§ **EXTRACTED MATERIAL**
* * * * *
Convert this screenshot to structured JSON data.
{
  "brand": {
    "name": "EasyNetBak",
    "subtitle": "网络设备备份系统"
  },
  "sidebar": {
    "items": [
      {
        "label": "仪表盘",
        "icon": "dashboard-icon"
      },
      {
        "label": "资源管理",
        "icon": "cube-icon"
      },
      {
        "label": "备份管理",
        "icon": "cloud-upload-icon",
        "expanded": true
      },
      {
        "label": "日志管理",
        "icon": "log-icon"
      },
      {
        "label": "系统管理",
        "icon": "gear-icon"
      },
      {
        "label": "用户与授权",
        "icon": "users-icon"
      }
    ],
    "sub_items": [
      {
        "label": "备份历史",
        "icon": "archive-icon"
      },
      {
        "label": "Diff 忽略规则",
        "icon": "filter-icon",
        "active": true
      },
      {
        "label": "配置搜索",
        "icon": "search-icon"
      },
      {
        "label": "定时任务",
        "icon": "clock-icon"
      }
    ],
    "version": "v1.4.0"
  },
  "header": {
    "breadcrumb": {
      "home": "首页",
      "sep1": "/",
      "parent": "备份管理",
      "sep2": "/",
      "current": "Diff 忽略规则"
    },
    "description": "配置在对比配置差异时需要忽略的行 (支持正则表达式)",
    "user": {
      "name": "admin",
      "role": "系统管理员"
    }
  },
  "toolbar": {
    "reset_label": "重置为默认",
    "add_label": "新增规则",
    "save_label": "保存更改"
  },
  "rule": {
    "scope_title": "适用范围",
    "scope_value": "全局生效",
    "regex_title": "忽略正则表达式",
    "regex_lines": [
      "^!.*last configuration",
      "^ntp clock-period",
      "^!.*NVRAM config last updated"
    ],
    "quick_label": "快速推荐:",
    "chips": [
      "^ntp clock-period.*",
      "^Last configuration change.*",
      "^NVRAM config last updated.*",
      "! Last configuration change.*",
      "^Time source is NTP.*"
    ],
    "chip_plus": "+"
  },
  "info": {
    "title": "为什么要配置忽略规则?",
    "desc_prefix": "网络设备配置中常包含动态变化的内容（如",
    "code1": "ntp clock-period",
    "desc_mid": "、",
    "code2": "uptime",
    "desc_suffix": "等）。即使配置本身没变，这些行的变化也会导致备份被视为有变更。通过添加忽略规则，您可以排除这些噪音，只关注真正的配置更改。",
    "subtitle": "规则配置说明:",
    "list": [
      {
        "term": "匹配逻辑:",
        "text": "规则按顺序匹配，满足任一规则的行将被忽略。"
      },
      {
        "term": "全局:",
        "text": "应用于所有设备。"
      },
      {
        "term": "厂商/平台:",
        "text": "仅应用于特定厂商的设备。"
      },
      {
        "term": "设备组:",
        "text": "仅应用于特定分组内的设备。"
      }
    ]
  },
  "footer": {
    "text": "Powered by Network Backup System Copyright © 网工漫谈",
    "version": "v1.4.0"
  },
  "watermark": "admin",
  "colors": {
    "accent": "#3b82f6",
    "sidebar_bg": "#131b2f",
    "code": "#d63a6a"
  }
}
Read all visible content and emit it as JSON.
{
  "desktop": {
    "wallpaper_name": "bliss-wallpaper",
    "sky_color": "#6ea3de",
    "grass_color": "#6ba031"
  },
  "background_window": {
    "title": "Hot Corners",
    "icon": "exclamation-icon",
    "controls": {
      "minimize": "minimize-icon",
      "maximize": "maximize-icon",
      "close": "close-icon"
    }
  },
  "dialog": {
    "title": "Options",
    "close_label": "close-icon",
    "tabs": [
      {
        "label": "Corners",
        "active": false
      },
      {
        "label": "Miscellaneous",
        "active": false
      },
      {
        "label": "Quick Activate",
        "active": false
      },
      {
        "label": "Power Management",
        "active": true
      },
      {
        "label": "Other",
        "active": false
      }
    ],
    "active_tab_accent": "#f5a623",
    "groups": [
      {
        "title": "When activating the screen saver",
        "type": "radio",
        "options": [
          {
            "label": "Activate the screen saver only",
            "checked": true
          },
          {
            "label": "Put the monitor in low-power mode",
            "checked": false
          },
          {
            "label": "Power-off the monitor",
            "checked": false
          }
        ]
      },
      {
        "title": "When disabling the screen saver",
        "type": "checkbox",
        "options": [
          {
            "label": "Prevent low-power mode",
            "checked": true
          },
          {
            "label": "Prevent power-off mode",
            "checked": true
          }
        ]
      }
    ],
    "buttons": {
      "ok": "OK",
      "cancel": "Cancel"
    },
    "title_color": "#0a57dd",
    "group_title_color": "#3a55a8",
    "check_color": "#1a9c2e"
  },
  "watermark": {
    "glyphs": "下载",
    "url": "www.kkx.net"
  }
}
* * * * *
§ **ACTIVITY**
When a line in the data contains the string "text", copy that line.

§ **SOLUTION BELOW**
        "text": "规则按顺序匹配，满足任一规则的行将被忽略。"
        "text": "应用于所有设备。"
        "text": "仅应用于特定厂商的设备。"
        "text": "仅应用于特定分组内的设备。"
    "text": "Powered by Network Backup System Copyright © 网工漫谈",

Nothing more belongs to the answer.